DATASET:
== == ==
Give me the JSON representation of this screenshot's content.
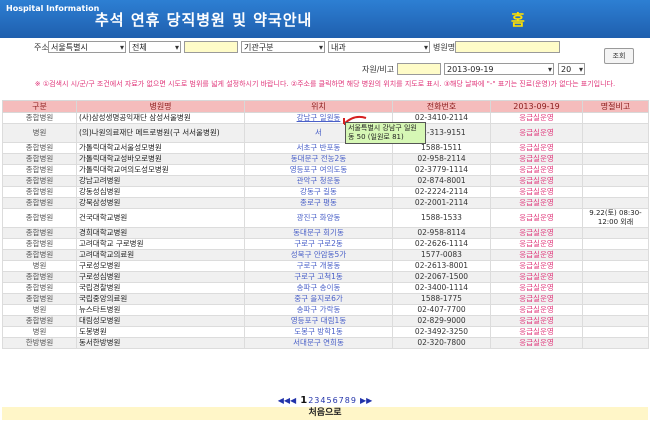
{
  "header": {
    "brand": "Hospital Information",
    "title": "추석 연휴 당직병원 및 약국안내",
    "home": "홈"
  },
  "search": {
    "addr_label": "주소",
    "city": "서울특별시",
    "district": "전체",
    "dong": "",
    "org_type": "기관구분",
    "dept": "내과",
    "name_label": "병원명",
    "name_value": "",
    "button": "조회",
    "subject_label": "자원/비고",
    "subject_value": "",
    "date": "2013-09-19",
    "rows": "20"
  },
  "notice": "※ ①검색시 시/군/구 조건에서 자료가 없으면 시도로 범위를 넓게 설정하시기 바랍니다. ②주소를 클릭하면 해당 병원의 위치를 지도로 표시. ③해당 날짜에 \"-\" 표기는 진료(운영)가 없다는 표기입니다.",
  "table": {
    "headers": [
      "구분",
      "병원명",
      "위치",
      "전화번호",
      "2013-09-19",
      "명절비고"
    ],
    "rows": [
      {
        "type": "종합병원",
        "name": "(사)삼성생명공익재단 삼성서울병원",
        "loc": "강남구 일원동",
        "tel": "02-3410-2114",
        "stat": "응급실운영",
        "memo": ""
      },
      {
        "type": "병원",
        "name": "(의)나원의료재단 메트로병원(구 서서울병원)",
        "loc": "서",
        "tel": "02-313-9151",
        "stat": "응급실운영",
        "memo": "",
        "tall": true
      },
      {
        "type": "종합병원",
        "name": "가톨릭대학교서울성모병원",
        "loc": "서초구 반포동",
        "tel": "1588-1511",
        "stat": "응급실운영",
        "memo": ""
      },
      {
        "type": "종합병원",
        "name": "가톨릭대학교성바오로병원",
        "loc": "동대문구 전농2동",
        "tel": "02-958-2114",
        "stat": "응급실운영",
        "memo": ""
      },
      {
        "type": "종합병원",
        "name": "가톨릭대학교여의도성모병원",
        "loc": "영등포구 여의도동",
        "tel": "02-3779-1114",
        "stat": "응급실운영",
        "memo": ""
      },
      {
        "type": "종합병원",
        "name": "강남고려병원",
        "loc": "관악구 청운동",
        "tel": "02-874-8001",
        "stat": "응급실운영",
        "memo": ""
      },
      {
        "type": "종합병원",
        "name": "강동성심병원",
        "loc": "강동구 길동",
        "tel": "02-2224-2114",
        "stat": "응급실운영",
        "memo": ""
      },
      {
        "type": "종합병원",
        "name": "강북삼성병원",
        "loc": "종로구 평동",
        "tel": "02-2001-2114",
        "stat": "응급실운영",
        "memo": ""
      },
      {
        "type": "종합병원",
        "name": "건국대학교병원",
        "loc": "광진구 화양동",
        "tel": "1588-1533",
        "stat": "응급실운영",
        "memo": "9.22(토) 08:30-12:00 외래",
        "tall": true
      },
      {
        "type": "종합병원",
        "name": "경희대학교병원",
        "loc": "동대문구 회기동",
        "tel": "02-958-8114",
        "stat": "응급실운영",
        "memo": ""
      },
      {
        "type": "종합병원",
        "name": "고려대학교 구로병원",
        "loc": "구로구 구로2동",
        "tel": "02-2626-1114",
        "stat": "응급실운영",
        "memo": ""
      },
      {
        "type": "종합병원",
        "name": "고려대학교의료원",
        "loc": "성북구 안암동5가",
        "tel": "1577-0083",
        "stat": "응급실운영",
        "memo": ""
      },
      {
        "type": "병원",
        "name": "구로성모병원",
        "loc": "구로구 개봉동",
        "tel": "02-2613-8001",
        "stat": "응급실운영",
        "memo": ""
      },
      {
        "type": "종합병원",
        "name": "구로성심병원",
        "loc": "구로구 고척1동",
        "tel": "02-2067-1500",
        "stat": "응급실운영",
        "memo": ""
      },
      {
        "type": "종합병원",
        "name": "국립경찰병원",
        "loc": "송파구 송이동",
        "tel": "02-3400-1114",
        "stat": "응급실운영",
        "memo": ""
      },
      {
        "type": "종합병원",
        "name": "국립중앙의료원",
        "loc": "중구 을지로6가",
        "tel": "1588-1775",
        "stat": "응급실운영",
        "memo": ""
      },
      {
        "type": "병원",
        "name": "뉴스타트병원",
        "loc": "송파구 가락동",
        "tel": "02-407-7700",
        "stat": "응급실운영",
        "memo": ""
      },
      {
        "type": "종합병원",
        "name": "대림성모병원",
        "loc": "영등포구 대림1동",
        "tel": "02-829-9000",
        "stat": "응급실운영",
        "memo": ""
      },
      {
        "type": "병원",
        "name": "도봉병원",
        "loc": "도봉구 방학1동",
        "tel": "02-3492-3250",
        "stat": "응급실운영",
        "memo": ""
      },
      {
        "type": "한방병원",
        "name": "동서한방병원",
        "loc": "서대문구 연희동",
        "tel": "02-320-7800",
        "stat": "응급실운영",
        "memo": ""
      }
    ]
  },
  "tooltip": "서울특별시 강남구 일원동 50 (일원로 81)",
  "pager": {
    "prev": "◀◀◀",
    "pages": [
      "1",
      "2",
      "3",
      "4",
      "5",
      "6",
      "7",
      "8",
      "9"
    ],
    "current": "1",
    "next": "▶▶"
  },
  "footer": {
    "first": "처음으로"
  }
}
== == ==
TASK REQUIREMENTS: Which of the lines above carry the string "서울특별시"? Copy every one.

TASK SOLUTION:
    "city": "서울특별시",
  "tooltip": "서울특별시 강남구 일원동 50 (일원로 81)",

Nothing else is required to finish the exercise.